I'll call my Mum tonight and ask her how things are going, and sound out what is happening. I can also ask the neighbours. I have to be more careful when talking to my sister...

Thanks again. If anyone else has any suggestions, I'd be pleased to hear.


Registered User
May 18, 2014
Your mother does seem to get a lot of care/respite during the day, is there any chance some of these hours can be transferred to just one of the evenings, or are her visits to neighbours just last minute things? You are in a difficult situation and I can understand your sister's concern. Truth is your father would have probably fallen even if someone was with him and thankfully the neighbours were there to help, but there are other safety issues and anticipating all is difficult, my mum now lives with me and its usually a case of something happening and then I put things in place in case it happens again. How do the caring neighbours feel about this responsibility? is it possible they are being paid a small amount to do this? Legally, I think there is only a problem in case of fire, but not sure about that. Sounds like your parents are getting lots of support and your mother seems to have got the right balance at the moment.

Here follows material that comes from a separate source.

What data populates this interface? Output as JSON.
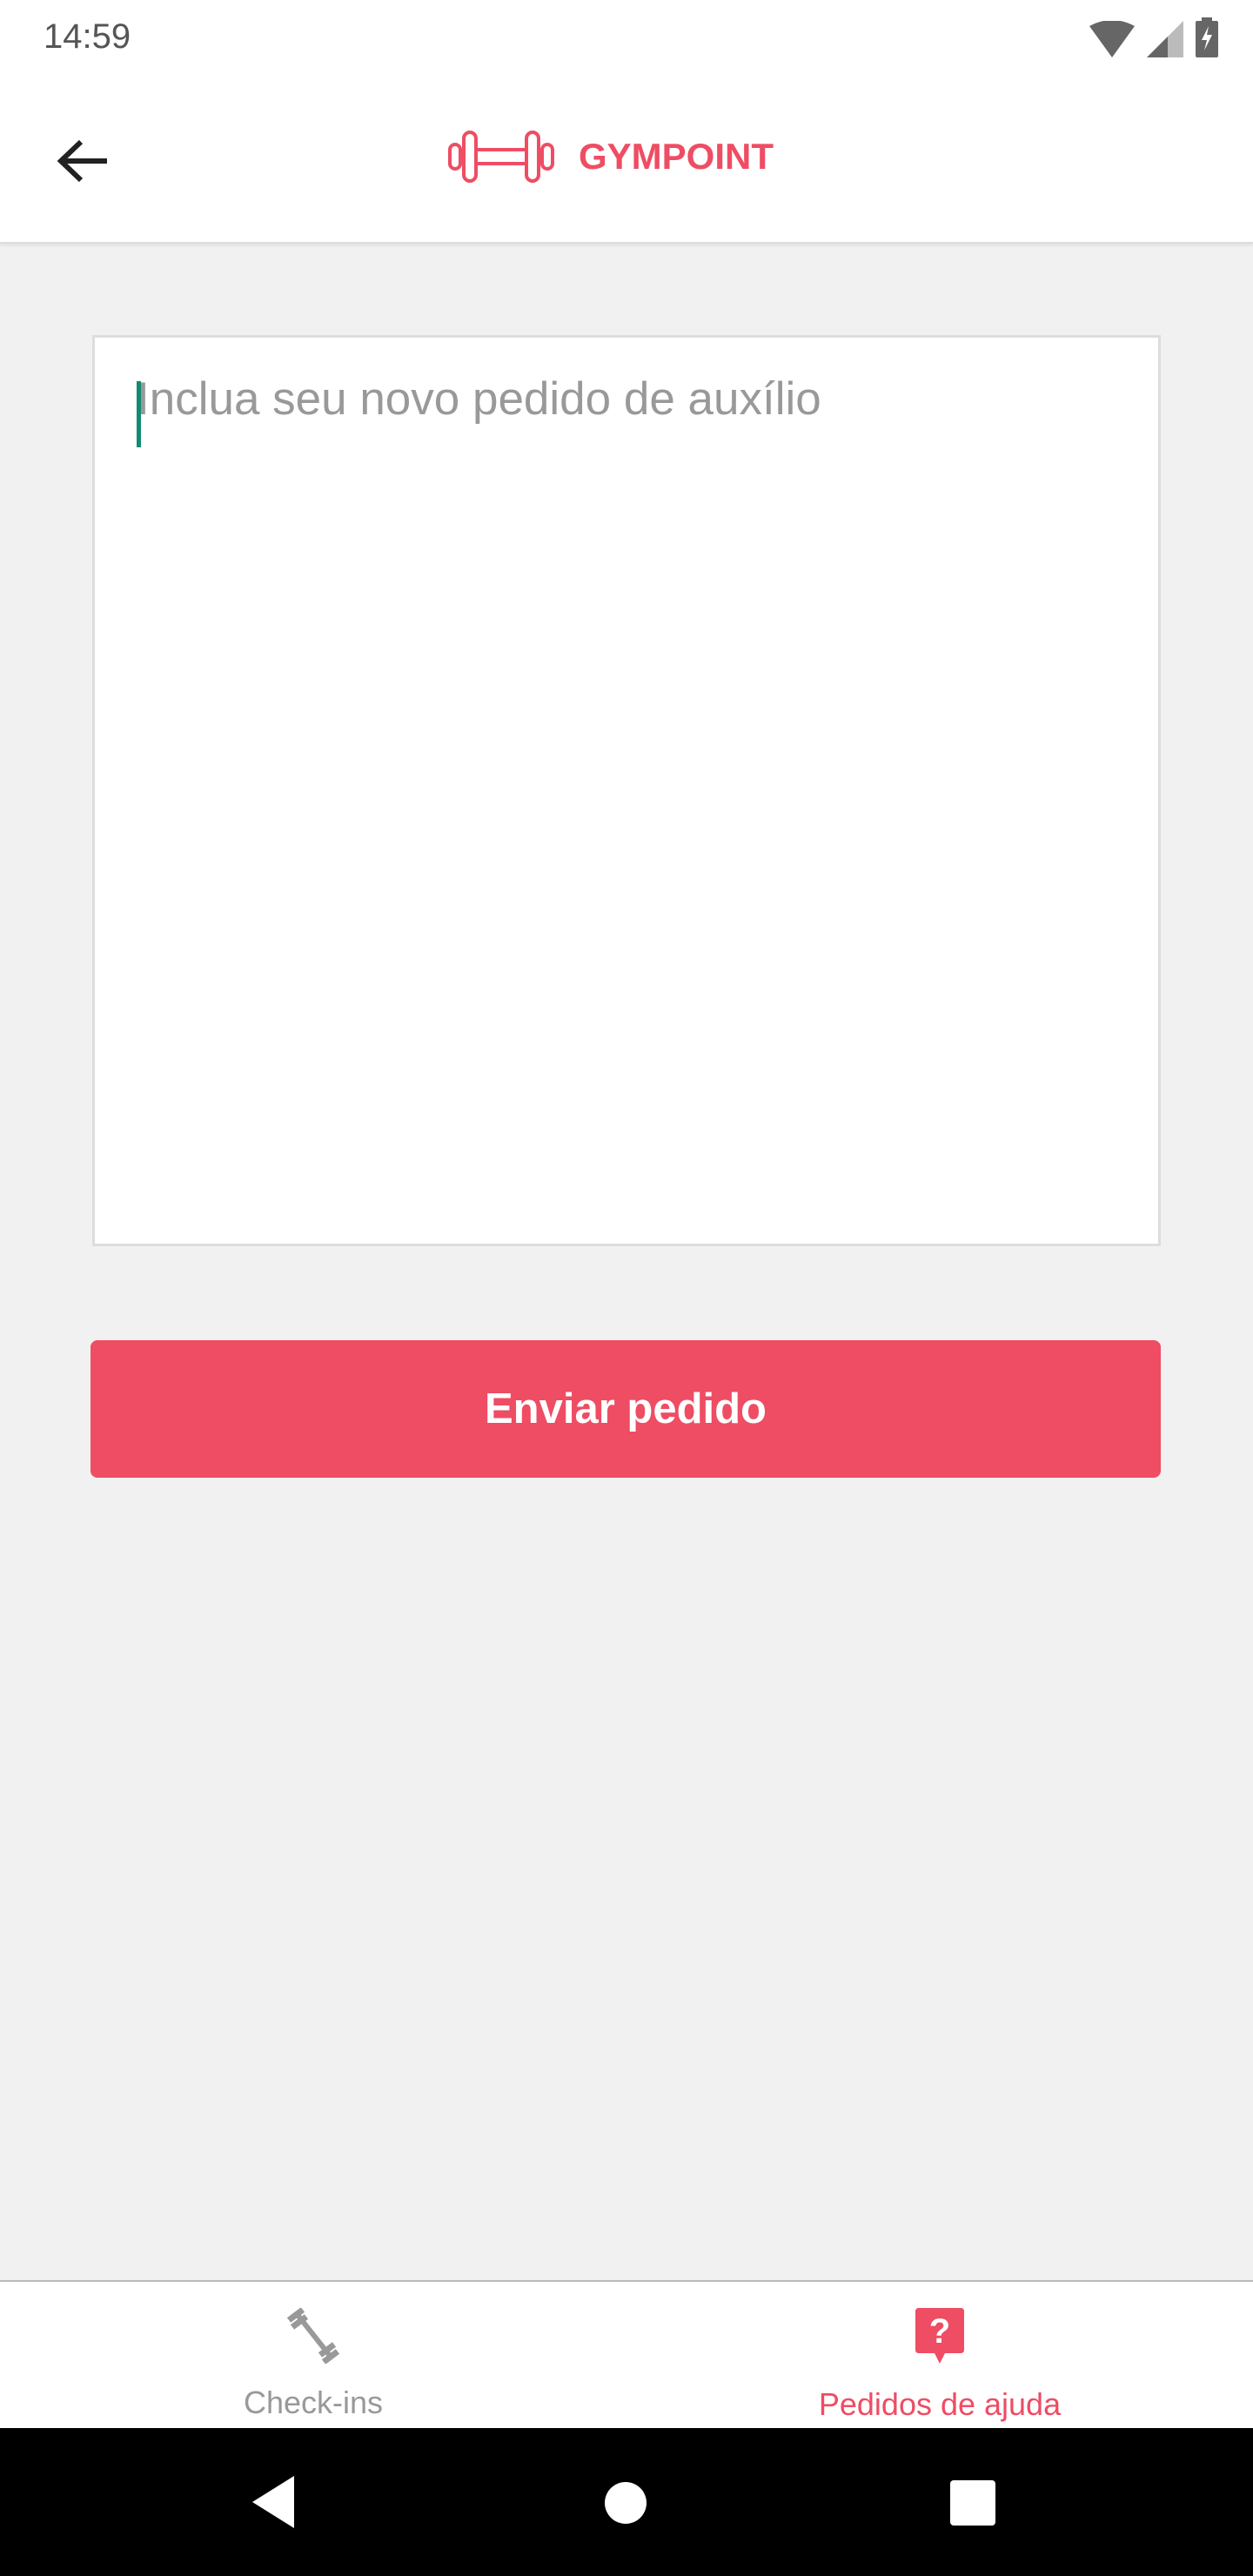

Registered User
May 21, 2014
I don't know where your parents live but in my borough, sitting service is free once agreed upon. I do not think your mother is doing anything wrong but it might not hurt to have someone official sit with him. It might appease your sister and your dad might get enjoyment out of it. Plus your mother will know for sure he is in safe hands, just in case a fire breaks out, he falls ill or has another tumble. Get another assessment from social services. Your mother is entitled to it. She seems to be doing a good job but she also has the right to her own life.

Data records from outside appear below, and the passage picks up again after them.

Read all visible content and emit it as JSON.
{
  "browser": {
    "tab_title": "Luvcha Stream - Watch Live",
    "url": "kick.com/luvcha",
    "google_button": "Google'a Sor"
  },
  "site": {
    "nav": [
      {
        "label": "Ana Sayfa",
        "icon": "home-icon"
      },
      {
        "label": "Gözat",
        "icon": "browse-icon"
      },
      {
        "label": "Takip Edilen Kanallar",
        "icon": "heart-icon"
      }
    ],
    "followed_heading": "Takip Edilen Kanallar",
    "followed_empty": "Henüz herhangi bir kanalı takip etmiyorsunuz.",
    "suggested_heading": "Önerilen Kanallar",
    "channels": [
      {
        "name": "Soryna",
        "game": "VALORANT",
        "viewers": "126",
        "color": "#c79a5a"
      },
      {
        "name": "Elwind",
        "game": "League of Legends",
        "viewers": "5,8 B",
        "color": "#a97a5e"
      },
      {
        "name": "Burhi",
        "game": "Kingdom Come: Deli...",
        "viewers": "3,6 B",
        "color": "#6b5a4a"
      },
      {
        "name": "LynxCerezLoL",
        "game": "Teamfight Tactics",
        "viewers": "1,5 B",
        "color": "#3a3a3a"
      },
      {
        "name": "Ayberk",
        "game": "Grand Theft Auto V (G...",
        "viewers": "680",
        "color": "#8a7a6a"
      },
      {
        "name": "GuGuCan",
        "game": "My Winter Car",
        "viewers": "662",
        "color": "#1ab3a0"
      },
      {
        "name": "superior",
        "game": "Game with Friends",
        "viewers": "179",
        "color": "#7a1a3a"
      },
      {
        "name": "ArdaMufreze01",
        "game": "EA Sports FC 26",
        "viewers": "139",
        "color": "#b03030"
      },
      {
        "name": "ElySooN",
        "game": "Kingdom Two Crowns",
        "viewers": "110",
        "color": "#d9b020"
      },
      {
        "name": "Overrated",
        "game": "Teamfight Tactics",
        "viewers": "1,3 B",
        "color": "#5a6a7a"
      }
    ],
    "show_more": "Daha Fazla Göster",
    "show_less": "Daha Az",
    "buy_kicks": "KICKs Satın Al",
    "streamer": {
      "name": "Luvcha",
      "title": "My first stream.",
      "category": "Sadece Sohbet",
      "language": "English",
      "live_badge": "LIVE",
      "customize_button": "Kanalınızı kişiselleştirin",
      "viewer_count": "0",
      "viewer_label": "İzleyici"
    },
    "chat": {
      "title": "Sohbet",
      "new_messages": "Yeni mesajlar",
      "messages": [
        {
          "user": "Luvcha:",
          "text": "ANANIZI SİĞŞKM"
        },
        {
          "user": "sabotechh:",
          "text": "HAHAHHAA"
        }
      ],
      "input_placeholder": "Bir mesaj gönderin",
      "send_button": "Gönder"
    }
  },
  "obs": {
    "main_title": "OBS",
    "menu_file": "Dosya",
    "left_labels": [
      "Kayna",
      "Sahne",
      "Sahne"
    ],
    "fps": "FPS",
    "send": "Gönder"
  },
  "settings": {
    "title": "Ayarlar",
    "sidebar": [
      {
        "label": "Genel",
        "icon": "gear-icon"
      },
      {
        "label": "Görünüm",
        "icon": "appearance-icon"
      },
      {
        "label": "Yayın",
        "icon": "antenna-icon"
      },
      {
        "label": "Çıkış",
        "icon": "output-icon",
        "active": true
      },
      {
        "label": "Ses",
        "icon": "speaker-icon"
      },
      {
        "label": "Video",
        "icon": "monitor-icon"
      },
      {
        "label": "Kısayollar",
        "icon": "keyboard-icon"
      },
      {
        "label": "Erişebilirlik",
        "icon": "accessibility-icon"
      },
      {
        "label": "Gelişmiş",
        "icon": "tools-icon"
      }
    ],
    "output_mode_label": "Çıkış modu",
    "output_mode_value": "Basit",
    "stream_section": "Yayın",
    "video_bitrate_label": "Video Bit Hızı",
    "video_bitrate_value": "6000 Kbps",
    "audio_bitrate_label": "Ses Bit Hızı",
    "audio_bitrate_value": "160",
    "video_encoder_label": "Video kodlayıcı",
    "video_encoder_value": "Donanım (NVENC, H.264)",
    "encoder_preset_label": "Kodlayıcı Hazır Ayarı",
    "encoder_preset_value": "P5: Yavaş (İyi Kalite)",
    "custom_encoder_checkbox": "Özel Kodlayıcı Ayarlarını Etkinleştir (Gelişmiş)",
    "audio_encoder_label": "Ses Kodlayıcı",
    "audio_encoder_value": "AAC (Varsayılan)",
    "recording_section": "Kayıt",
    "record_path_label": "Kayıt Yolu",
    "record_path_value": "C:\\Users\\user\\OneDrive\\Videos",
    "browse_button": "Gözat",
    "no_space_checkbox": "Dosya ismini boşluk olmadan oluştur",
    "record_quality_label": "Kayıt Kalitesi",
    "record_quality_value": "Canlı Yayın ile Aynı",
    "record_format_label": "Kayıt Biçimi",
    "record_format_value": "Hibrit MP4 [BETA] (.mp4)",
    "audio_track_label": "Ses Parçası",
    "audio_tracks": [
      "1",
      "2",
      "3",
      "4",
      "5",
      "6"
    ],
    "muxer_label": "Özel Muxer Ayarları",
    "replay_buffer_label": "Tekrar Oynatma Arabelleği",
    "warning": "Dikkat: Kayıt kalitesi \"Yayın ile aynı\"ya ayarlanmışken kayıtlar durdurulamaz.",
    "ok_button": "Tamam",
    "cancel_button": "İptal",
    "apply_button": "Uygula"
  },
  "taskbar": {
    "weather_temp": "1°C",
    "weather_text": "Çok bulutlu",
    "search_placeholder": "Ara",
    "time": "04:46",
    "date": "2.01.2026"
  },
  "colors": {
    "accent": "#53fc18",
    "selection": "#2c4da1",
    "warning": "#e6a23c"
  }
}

Registered User
Aug 15, 2015

I spoke to Mum tonight. She now gets 2 or 3 hours care every day but night time costs more so she would only be able to get about half the hours if she changed them. As she needs help getting Dad up and showered and dressed (he's large, she's not) it's hard to cut those hours. The hours are actually getting reduced at the moment.

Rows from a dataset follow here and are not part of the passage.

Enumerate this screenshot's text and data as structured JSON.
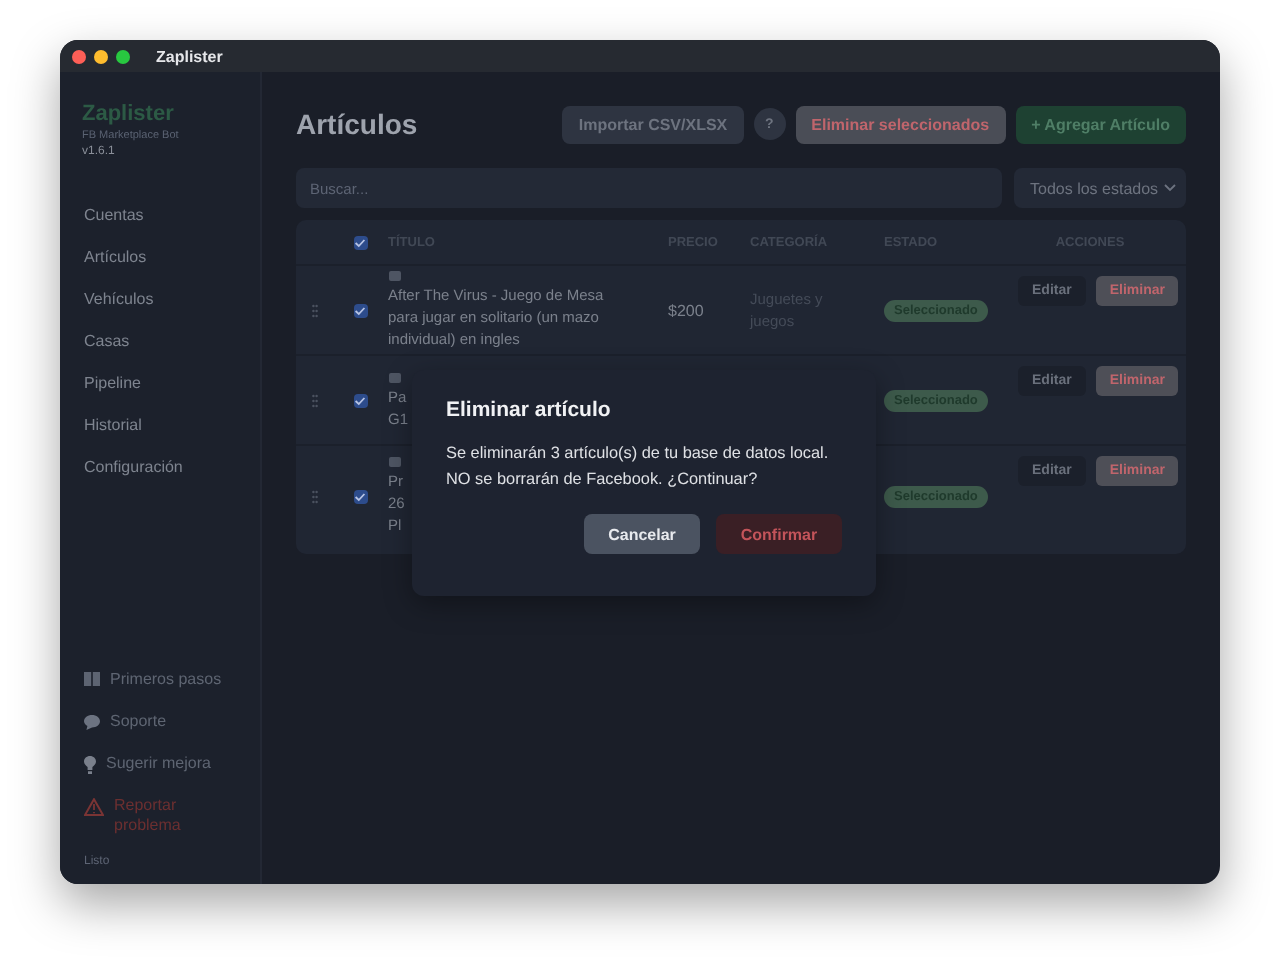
{
  "window": {
    "title": "Zaplister"
  },
  "sidebar": {
    "app_name": "Zaplister",
    "subtitle": "FB Marketplace Bot",
    "version": "v1.6.1",
    "items": [
      {
        "label": "Cuentas"
      },
      {
        "label": "Artículos"
      },
      {
        "label": "Vehículos"
      },
      {
        "label": "Casas"
      },
      {
        "label": "Pipeline"
      },
      {
        "label": "Historial"
      },
      {
        "label": "Configuración"
      }
    ],
    "footer_links": [
      {
        "kind": "book",
        "label": "Primeros pasos"
      },
      {
        "kind": "chat",
        "label": "Soporte"
      },
      {
        "kind": "bulb",
        "label": "Sugerir mejora"
      },
      {
        "kind": "warning",
        "label": "Reportar problema"
      }
    ],
    "status": "Listo"
  },
  "header": {
    "title": "Artículos",
    "buttons": [
      {
        "kind": "secondary",
        "label": "Importar CSV/XLSX"
      },
      {
        "kind": "help",
        "label": "?"
      },
      {
        "kind": "danger",
        "label": "Eliminar seleccionados"
      },
      {
        "kind": "primary",
        "label": "+ Agregar Artículo"
      }
    ]
  },
  "filters": {
    "search": {
      "placeholder": "Buscar..."
    },
    "status_select": "Todos los estados"
  },
  "table": {
    "header_checked": true,
    "columns": [
      "TÍTULO",
      "PRECIO",
      "CATEGORÍA",
      "ESTADO",
      "ACCIONES"
    ],
    "rows": [
      {
        "checked": true,
        "title_lines": [
          "After The Virus - Juego de Mesa",
          "para jugar en solitario (un mazo",
          "individual) en ingles"
        ],
        "price": "$200",
        "category": "Juguetes y juegos",
        "status": "Seleccionado",
        "actions": [
          "Editar",
          "Eliminar"
        ]
      },
      {
        "checked": true,
        "title_lines": [
          "Pa",
          "G1"
        ],
        "status": "Seleccionado",
        "actions": [
          "Editar",
          "Eliminar"
        ]
      },
      {
        "checked": true,
        "title_lines": [
          "Pr",
          "26",
          "Pl"
        ],
        "status": "Seleccionado",
        "actions": [
          "Editar",
          "Eliminar"
        ]
      }
    ]
  },
  "dialog": {
    "title": "Eliminar artículo",
    "message": "Se eliminarán 3 artículo(s) de tu base de datos local. NO se borrarán de Facebook. ¿Continuar?",
    "buttons": [
      {
        "kind": "cancel",
        "label": "Cancelar"
      },
      {
        "kind": "confirm",
        "label": "Confirmar"
      }
    ]
  }
}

Dad fell on a tiny step between the kitchen and the sitting room. Mum has had services out for a reassessment and yes, he probably would have fallen anyway; the Council are putting a ramp in to help him in future and some rails. It's good to hear that in some ways being reactive is necessary, Tin.

Neighbours are really fine about helping out - I talked to them tonight too. They are 20 years younger than my mother and feel like family. My parents have looked after their dogs and walked them for about 20 years while they were at work or on holiday, and the whole village is a bit like that, so she is in a good situation. The neighbours would not want paying! It would be odd.

My mother feels that my sister is over-reacting and always pessimistic. i know she is worried but I agree with Mum to an extent. I think Dad's in a better situation than if he were in a home. When he was less advanced he used to go to a day centre twice a week and he absolutely hated it. He still remembers who Mum is most of the time (though sometimes he calls her his sisters' names or his mother) and mum is coping quite well. I can't really afford to pay for a sitter which would be the only other option... I'm not about to tell her off for what she is doing. I think i just need to break the news to my sister.

Thank you so much for all the replies. It's good to talk it through with everyone.


Registered User
Apr 5, 2010

I spoke to Mum tonight. She now gets 2 or 3 hours care every day but night time costs more so she would only be able to get about half the hours if she changed them. As she needs help getting Dad up and showered and dressed (he's large, she's not) it's hard to cut those hours. The hours are actually getting reduced at the moment.

Wow. Your Mum is really lucky to get that much time. 4 x 15 minutes is the norm in most places if the person lives alone.

If your Dad is going to funded by the local authority when he goes into full time care then the LA will do anything to keep him at home. Perhaps your sister doesn't realise this